**INPUT DATA**:
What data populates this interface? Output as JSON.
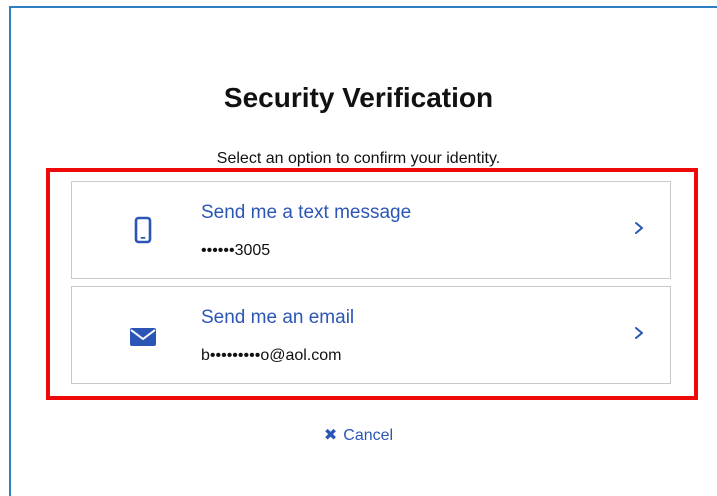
{
  "page": {
    "title": "Security Verification",
    "subtitle": "Select an option to confirm your identity."
  },
  "options": [
    {
      "label": "Send me a text message",
      "detail": "••••••3005",
      "icon": "mobile-phone-icon"
    },
    {
      "label": "Send me an email",
      "detail": "b•••••••••o@aol.com",
      "icon": "envelope-icon"
    }
  ],
  "cancel": {
    "icon_glyph": "✖",
    "label": "Cancel"
  },
  "colors": {
    "accent": "#2b56b5",
    "highlight": "#ee0a0a",
    "frame": "#2d7fc1"
  }
}
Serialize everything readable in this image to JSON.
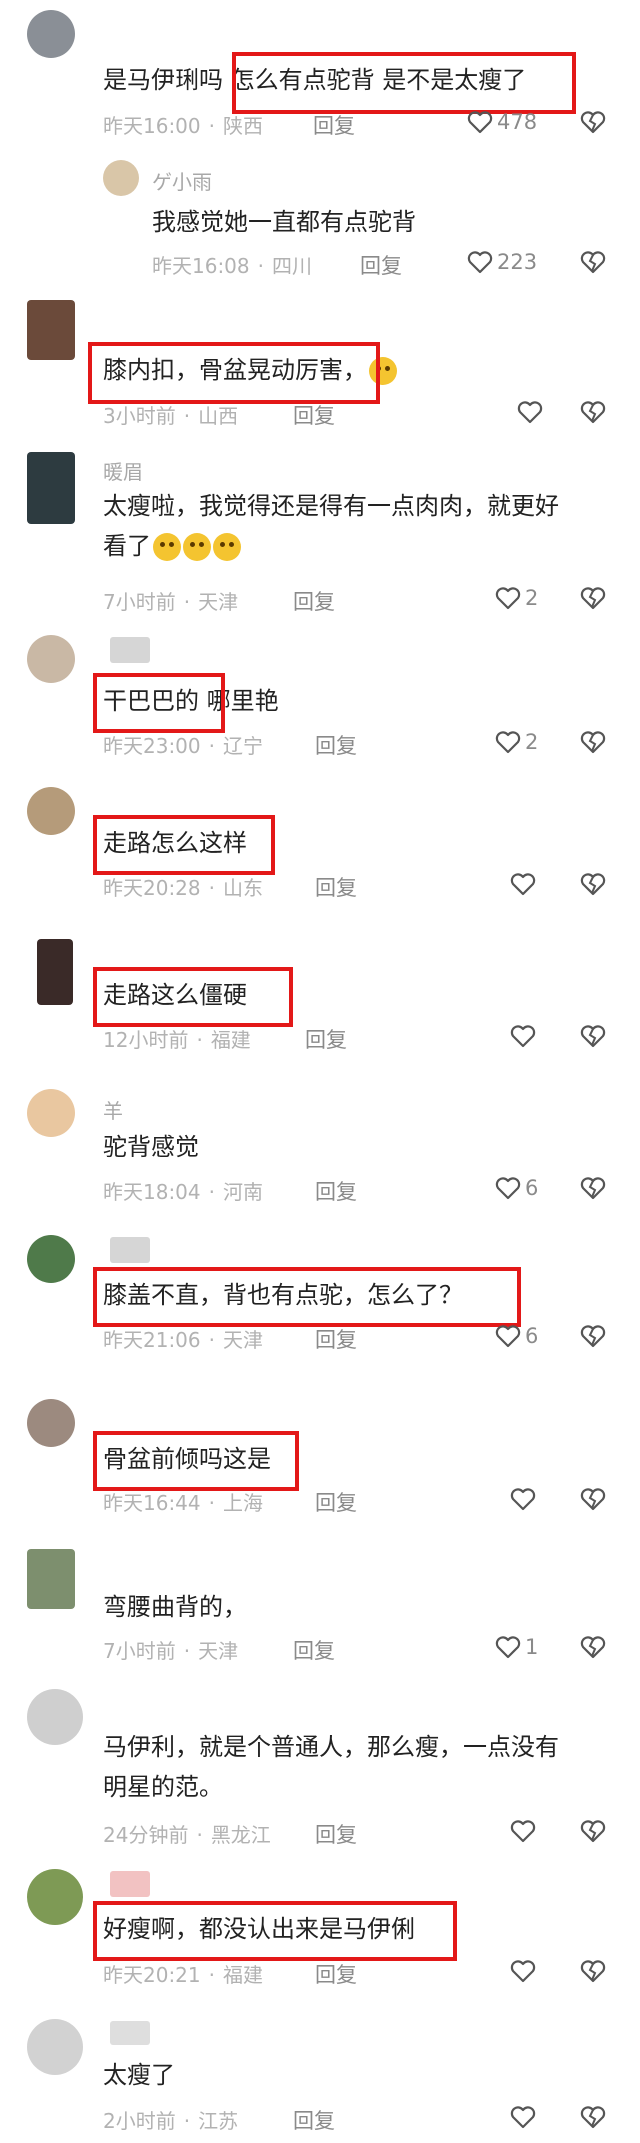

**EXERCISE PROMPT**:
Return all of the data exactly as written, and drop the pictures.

**EXERCISE RESULT**:
What data populates this interface? Output as JSON.
{
  "page": {
    "title": "Security Verification",
    "subtitle": "Select an option to confirm your identity."
  },
  "options": [
    {
      "label": "Send me a text message",
      "detail": "••••••3005",
      "icon": "mobile-phone-icon"
    },
    {
      "label": "Send me an email",
      "detail": "b•••••••••o@aol.com",
      "icon": "envelope-icon"
    }
  ],
  "cancel": {
    "icon_glyph": "✖",
    "label": "Cancel"
  },
  "colors": {
    "accent": "#2b56b5",
    "highlight": "#ee0a0a",
    "frame": "#2d7fc1"
  }
}
Serialize everything readable in this image to JSON.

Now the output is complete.